Peter Casey secures place on ballot for presidential election
Businessman is third ‘Dragons’ Den’ panellist to make it on to ballot and sixth overall
Peter Casey is the sixth candidate confirmed to contest the presidential election. File photograph: Nick Bradshaw/The Irish Times.
Three people who have served as panellists on the Dragons’ Den TV series will be on the ballot paper for next month’s presidential election after businessman Peter Casey won the backing of a fourth local authority.
Mr Casey, a Co Derry born businessman, was endorsed by Tipperary County Council and Limerick City and County Council on Tuesday, adding to the support he had secured from councillors in Clare and Kerry on Monday.
His is the sixth name confirmed on the ballot paper for the election along with Dragons’ Den panellists Seán Gallagher and Gavin Duffy, Senator Joan Freeman, Sinn Féin’s Liadh Ní Riada and the incumbent, President Michael D Higgins. Four of the six candidates have won the backing of four local authorities with Ms Ní Riada nominated by Sinn Féin members of the Oireachtas and Mr Higgins able to nominate himself as the office holder.

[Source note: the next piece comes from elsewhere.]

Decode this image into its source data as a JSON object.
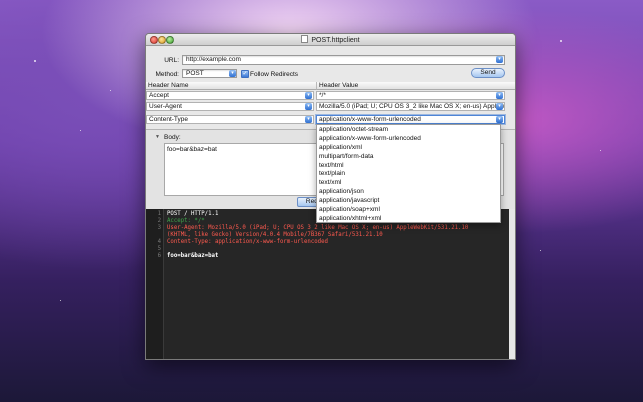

The election takes place on October 26th and nominations close on September 26th.
In Tipperary, Mr Casey won the support of 13 councillors while journalist Gemma O’Doherty was backed by eight. He was backed by a mix of Fine Gael, Fianna Fáil and independent members.
“I’m so excited to get, now, into the race proper,” Mr Casey said after the vote. “I thought it would work out this way, I was the last person into the race and I knew I would be the last one to get over the line. It’s a big relief. I can go to the ploughing competition tomorrow and relax.”
Ms O’Doherty said she intended to seek the support of the remaining councils.
Longford County Council is expected to decide later if it will nominate a candidate while councils in Donegal, South Dublin, Kildare, Louth and Monaghan are yet to back anyone.
Offaly and Laois councils decided not to nominate anyone on Monday and Kilkenny County Council defeated a motion to nominate Ms O’Doherty by seven votes to five.
During his pitch in Tipperary, Mr Casey spoke of the importance of reaching out to the diaspora as there are more than 70 million people worldwide who call themselves Irish.
He also emphasised the importance of education and referred to Ireland’s past reputation as “the island of saints and scholars,” adding: “I want to relight that educational fire”.
Mr Casey reiterated his view that the president’s expenses should be made public, that a president should not be allowed to nominate himself or herself for re-election, and that the presidency should have a five-year term with elections taking place at the same time as local authority elections.
Ms O’Doherty told councillors she “would worry about the fact now that we have three businessmen going forward into this race, with pretty much the same track record”.
She also told councillors that her concerns include free speech, a free press, homelessness, healthcare, truth and justice.
“We do not have a free press in Ireland and this is deeply damaging to democracy. There are influences now within Irish society which threaten free speech and threaten press freedom.”